Dr. Conrad Murray's statement to LAPD detectives lays out a timeline in which Dr. Murray administered Propofol at 10:40 AM and then ten minutes later (10:50) he walked out of the room, went to the bathroom and returned two minutes later (10:52) to find Jackson was not breathing. He did not have anyone call 911 until 12:21 PM ... approximately an hour-and-a-half later.
Sources say cops are suspicious of Dr. Murray's account. They say when Dr. Murray was interviewed by them two days after Jackson died -- his lawyer by his side -- the doctor's account seemed "scripted."
So when did Jackson really die? Rigor mortis typically doesn't set in for at least 3 hours, and often longer. If rigor mortis has not set in, the only way to approximate time of death is by body temperature. Once a person dies, their temperature eventually rises or falls to the temperature of the environment. For example, if Jackson were in a 70 degree room, his body temp would drop to 70. The body temperature typically drops a degree to a degree and a half per hour, but it's dependent on the ambient temperature.

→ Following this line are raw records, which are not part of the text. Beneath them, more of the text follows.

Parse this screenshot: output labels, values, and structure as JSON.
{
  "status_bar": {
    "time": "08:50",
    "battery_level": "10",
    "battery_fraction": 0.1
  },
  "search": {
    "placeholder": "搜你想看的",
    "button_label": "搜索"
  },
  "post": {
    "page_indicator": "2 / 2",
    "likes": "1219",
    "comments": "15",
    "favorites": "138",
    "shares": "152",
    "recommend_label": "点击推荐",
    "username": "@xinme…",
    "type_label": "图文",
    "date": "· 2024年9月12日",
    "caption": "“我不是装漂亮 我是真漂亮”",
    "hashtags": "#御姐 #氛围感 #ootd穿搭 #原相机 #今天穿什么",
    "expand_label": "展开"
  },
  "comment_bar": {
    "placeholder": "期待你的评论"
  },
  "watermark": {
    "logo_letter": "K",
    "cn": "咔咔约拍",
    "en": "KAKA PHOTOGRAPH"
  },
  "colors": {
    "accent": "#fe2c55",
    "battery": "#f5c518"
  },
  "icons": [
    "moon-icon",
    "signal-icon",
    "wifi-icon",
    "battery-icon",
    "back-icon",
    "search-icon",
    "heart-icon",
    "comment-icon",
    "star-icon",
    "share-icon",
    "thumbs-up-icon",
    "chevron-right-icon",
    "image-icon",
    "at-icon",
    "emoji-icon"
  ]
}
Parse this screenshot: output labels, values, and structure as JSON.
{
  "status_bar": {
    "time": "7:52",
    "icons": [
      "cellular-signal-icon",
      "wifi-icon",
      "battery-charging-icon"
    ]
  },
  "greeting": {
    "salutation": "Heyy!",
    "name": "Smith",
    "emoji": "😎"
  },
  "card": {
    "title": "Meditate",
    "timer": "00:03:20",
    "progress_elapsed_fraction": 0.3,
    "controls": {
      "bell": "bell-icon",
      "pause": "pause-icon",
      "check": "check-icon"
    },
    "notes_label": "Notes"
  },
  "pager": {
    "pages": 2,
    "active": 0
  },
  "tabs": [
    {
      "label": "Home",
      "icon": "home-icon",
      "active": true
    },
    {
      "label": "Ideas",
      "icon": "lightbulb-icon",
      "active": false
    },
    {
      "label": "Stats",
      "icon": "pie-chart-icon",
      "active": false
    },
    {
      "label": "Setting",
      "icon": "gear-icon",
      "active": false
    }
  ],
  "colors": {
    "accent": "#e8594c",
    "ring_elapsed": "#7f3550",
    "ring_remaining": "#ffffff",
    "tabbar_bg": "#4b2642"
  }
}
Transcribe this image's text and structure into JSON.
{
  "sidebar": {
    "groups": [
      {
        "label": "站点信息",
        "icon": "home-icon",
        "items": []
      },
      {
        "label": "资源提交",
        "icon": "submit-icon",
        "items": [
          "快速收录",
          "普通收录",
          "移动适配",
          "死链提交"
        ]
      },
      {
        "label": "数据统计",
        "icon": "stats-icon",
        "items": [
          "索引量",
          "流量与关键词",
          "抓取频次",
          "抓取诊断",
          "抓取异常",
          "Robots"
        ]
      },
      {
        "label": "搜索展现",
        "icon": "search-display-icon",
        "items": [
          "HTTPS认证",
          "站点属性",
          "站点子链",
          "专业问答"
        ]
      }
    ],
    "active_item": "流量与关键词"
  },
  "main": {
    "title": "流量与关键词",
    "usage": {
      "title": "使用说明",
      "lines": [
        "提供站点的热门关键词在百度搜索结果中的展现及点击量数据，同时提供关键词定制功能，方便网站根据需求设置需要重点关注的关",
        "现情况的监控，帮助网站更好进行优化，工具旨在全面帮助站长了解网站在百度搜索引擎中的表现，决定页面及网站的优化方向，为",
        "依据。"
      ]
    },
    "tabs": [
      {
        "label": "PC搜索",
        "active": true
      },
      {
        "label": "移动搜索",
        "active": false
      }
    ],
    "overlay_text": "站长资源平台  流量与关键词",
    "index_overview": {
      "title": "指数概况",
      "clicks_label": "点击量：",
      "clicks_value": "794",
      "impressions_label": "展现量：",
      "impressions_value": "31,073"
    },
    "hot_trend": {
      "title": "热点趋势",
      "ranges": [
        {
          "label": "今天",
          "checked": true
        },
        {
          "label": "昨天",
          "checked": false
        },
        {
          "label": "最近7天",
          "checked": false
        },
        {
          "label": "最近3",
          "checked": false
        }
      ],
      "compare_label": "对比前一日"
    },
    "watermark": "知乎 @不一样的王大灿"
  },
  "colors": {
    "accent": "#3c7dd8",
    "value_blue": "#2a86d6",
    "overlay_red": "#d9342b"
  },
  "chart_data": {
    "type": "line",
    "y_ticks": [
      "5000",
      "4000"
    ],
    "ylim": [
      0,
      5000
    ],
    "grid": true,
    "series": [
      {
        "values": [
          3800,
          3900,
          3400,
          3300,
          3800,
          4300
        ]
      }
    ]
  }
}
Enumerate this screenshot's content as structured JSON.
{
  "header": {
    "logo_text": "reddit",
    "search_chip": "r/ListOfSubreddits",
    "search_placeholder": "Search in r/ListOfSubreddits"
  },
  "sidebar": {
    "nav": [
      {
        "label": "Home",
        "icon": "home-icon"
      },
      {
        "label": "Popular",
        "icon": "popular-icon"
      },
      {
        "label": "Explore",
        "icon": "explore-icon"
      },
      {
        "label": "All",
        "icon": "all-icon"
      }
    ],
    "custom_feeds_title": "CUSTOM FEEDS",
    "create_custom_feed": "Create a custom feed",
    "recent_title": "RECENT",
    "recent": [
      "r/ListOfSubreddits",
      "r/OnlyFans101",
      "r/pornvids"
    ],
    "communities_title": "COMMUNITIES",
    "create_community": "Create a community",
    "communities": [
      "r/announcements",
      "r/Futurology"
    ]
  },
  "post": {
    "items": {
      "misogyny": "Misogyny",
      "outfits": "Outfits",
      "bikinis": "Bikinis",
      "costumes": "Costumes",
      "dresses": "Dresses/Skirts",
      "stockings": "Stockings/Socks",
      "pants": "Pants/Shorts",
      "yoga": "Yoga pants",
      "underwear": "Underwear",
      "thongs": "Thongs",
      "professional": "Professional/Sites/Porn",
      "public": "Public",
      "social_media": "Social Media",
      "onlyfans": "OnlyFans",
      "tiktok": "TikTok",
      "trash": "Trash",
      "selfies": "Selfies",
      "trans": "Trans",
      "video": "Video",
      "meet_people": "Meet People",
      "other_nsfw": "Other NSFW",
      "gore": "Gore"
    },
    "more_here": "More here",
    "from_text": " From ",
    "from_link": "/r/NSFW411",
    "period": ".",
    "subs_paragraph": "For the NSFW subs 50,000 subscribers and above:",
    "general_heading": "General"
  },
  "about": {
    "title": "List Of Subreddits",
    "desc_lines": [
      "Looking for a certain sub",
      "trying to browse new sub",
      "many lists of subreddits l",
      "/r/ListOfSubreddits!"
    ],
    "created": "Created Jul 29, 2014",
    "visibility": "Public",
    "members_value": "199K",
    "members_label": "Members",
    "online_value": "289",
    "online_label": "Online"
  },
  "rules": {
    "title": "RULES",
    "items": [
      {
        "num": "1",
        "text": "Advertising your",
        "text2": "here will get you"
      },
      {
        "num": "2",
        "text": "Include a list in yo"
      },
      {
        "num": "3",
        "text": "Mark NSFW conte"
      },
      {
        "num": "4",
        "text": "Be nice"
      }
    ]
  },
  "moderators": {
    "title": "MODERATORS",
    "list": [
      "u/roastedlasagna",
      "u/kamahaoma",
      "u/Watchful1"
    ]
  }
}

Here's the problem -- when paramedics arrived the room was sweltering. So Jackson's body temperature could register in the 90 degree range, even if he were dead for a long time. But we're told paramedics did not get a read on his body temp because they were busy performing CPR.
Bottom line -- it's possible Jackson could have been dead much longer than Dr. Murray said. There's no scientific way of knowing.